— TASK ITEM —
Every line of the entries that holds the word "category" is to be copied.

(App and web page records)
·····

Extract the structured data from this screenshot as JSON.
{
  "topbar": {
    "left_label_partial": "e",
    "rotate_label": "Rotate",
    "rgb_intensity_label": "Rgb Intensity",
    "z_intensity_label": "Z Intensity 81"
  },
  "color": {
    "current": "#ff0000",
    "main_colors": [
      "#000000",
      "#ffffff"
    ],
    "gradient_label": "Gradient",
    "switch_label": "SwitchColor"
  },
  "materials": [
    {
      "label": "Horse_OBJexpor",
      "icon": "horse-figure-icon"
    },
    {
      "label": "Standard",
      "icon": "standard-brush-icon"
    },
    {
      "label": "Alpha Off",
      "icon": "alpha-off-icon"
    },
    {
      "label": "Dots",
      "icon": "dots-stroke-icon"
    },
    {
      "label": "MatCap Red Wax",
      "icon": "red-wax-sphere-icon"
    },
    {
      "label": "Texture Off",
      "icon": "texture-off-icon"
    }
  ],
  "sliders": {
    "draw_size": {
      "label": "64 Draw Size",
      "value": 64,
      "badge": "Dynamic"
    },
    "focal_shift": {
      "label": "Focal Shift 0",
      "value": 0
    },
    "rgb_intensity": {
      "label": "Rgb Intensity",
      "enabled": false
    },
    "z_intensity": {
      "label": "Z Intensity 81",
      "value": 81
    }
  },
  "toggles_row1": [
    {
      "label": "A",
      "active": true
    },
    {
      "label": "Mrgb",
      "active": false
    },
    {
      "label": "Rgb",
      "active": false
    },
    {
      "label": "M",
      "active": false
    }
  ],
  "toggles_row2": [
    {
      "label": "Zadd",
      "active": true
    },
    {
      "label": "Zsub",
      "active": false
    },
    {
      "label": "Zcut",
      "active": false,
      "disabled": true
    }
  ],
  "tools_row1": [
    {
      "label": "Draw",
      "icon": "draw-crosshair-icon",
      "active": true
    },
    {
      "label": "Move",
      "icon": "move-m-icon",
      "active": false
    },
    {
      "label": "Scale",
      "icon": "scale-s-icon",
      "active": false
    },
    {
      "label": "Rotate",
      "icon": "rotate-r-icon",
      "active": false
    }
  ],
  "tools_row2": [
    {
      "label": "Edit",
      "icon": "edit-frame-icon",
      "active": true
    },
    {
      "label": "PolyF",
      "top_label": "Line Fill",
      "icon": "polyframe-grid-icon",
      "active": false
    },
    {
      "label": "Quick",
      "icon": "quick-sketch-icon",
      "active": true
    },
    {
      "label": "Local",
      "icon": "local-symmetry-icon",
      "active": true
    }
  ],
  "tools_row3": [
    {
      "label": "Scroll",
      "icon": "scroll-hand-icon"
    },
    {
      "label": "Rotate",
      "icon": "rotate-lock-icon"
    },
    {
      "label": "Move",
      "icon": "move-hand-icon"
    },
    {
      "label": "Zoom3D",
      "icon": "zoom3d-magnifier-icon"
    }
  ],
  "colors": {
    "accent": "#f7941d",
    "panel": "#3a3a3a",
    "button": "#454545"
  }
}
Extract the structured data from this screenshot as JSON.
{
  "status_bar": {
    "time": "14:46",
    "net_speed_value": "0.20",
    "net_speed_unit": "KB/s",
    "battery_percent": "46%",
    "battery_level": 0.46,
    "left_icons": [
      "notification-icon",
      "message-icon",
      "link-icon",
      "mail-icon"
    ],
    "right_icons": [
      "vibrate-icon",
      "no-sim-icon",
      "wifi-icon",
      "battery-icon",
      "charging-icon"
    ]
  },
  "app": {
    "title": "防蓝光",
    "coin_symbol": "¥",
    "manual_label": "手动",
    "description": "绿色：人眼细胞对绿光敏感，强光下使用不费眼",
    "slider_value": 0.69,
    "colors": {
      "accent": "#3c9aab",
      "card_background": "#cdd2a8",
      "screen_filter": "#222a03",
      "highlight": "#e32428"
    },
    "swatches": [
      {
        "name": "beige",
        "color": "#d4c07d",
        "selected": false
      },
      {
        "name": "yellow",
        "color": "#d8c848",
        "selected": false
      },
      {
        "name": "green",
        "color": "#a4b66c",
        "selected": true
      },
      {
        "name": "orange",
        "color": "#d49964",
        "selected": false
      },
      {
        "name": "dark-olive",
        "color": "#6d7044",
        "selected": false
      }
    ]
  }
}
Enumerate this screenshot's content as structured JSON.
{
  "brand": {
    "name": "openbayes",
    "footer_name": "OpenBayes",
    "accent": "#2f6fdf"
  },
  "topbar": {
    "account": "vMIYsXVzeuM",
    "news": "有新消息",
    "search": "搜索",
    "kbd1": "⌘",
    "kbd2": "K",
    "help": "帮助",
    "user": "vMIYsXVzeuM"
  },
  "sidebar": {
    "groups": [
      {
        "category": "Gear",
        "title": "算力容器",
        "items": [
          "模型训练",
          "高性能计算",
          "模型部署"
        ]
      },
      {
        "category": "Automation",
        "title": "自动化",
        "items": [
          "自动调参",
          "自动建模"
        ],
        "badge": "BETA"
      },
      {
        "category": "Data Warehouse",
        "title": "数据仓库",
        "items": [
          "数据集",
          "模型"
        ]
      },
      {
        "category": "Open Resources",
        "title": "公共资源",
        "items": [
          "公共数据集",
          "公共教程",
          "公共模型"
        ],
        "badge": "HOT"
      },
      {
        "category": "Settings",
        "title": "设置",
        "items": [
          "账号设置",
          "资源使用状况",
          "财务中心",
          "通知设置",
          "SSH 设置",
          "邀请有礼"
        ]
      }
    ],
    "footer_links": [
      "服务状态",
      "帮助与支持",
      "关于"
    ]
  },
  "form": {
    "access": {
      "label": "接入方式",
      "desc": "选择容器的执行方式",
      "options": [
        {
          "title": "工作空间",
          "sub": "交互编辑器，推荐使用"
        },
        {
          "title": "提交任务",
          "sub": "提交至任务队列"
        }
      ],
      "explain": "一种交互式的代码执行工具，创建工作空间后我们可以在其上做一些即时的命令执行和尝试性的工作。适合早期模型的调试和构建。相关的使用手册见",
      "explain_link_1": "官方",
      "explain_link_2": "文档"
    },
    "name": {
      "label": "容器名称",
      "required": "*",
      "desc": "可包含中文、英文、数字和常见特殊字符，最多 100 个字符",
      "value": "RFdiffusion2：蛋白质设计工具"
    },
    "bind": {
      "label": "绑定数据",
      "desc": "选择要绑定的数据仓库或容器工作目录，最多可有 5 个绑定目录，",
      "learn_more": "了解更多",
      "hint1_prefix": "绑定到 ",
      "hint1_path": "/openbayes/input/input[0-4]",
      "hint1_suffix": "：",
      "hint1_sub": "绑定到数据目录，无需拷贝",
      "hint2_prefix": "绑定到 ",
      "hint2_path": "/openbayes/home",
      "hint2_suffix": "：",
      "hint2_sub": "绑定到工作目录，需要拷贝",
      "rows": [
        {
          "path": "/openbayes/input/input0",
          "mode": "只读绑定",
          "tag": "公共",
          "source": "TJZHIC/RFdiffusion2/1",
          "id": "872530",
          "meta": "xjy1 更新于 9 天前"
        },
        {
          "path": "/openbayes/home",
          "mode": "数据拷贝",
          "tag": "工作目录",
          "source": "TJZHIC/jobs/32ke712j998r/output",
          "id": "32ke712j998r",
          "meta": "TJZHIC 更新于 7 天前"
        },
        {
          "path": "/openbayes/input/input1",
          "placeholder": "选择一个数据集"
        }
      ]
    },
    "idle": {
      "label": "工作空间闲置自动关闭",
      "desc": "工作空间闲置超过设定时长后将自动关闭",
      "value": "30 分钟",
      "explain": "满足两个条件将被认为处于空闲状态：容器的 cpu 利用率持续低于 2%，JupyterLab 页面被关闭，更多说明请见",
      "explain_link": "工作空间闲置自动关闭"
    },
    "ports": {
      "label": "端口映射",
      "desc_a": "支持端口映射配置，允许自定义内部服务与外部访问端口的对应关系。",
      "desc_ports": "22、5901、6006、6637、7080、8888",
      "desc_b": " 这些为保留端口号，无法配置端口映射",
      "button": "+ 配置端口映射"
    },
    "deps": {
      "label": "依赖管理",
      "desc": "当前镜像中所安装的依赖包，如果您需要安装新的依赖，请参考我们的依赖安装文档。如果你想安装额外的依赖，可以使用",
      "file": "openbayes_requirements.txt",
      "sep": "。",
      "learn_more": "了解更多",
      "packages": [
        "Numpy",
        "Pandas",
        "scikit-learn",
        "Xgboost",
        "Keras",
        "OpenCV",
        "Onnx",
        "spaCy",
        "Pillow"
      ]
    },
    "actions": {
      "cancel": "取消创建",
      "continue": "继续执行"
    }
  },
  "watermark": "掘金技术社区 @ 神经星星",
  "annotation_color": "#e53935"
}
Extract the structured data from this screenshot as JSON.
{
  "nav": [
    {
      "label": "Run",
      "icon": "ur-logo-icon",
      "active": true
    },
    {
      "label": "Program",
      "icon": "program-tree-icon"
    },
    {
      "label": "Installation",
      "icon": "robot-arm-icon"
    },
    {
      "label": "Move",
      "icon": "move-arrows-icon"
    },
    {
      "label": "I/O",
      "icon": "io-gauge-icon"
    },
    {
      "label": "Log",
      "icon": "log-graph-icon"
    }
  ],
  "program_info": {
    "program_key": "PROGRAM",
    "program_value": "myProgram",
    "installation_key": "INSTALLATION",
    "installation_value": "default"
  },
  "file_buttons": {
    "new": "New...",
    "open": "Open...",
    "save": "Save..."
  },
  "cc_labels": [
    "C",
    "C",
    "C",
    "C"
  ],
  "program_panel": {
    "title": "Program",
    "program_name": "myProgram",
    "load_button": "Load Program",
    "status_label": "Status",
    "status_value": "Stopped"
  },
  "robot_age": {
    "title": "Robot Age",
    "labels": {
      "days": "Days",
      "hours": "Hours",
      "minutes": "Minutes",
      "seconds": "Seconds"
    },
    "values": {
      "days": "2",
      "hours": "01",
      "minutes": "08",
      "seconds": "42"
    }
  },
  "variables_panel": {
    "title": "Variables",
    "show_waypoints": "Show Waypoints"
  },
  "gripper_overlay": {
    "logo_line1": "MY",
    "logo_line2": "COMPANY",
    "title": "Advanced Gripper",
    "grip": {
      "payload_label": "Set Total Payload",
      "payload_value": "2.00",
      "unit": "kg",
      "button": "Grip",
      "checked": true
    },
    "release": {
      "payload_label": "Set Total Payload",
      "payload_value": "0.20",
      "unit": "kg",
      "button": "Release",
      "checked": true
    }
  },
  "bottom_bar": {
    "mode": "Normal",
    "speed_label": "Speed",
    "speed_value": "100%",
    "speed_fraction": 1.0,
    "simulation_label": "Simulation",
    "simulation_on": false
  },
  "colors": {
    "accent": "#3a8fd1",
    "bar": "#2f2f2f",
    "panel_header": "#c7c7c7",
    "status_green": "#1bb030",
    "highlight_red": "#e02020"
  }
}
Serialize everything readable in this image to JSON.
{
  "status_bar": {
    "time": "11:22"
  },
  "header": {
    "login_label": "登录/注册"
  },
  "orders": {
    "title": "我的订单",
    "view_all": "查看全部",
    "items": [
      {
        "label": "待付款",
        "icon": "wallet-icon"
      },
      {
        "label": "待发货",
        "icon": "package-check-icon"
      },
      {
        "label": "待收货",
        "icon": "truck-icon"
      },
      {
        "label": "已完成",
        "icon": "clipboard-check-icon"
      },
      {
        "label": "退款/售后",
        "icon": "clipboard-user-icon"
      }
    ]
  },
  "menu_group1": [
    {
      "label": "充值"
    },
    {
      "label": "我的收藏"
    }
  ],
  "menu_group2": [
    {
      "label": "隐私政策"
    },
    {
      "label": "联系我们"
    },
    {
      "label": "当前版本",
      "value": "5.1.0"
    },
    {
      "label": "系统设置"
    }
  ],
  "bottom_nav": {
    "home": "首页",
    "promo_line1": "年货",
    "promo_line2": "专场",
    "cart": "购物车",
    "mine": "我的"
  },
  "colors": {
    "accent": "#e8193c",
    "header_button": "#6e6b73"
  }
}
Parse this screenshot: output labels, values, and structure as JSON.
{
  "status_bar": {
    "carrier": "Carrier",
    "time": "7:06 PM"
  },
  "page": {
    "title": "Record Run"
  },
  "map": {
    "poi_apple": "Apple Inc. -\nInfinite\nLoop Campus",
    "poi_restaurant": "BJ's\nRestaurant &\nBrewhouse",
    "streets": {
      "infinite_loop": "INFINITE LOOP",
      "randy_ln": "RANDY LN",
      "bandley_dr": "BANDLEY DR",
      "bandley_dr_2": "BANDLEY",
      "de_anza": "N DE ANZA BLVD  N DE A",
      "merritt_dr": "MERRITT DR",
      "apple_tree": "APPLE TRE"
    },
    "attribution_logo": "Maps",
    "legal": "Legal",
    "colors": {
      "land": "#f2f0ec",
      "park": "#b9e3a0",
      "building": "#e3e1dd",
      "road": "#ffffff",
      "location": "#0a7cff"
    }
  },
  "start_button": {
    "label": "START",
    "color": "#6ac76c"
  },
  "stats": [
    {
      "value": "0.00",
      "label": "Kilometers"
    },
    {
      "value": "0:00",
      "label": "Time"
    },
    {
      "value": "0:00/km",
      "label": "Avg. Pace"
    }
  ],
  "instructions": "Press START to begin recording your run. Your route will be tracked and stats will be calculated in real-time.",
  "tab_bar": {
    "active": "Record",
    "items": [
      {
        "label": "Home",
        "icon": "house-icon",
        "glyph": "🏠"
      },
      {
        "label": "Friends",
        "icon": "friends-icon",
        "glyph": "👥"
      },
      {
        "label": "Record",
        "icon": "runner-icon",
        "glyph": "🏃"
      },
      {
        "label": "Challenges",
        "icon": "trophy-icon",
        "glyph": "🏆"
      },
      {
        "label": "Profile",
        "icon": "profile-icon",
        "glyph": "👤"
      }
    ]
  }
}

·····

— RESPONSE —
        "category": "Gear",
        "category": "Automation",
        "category": "Data Warehouse",
        "category": "Open Resources",
        "category": "Settings",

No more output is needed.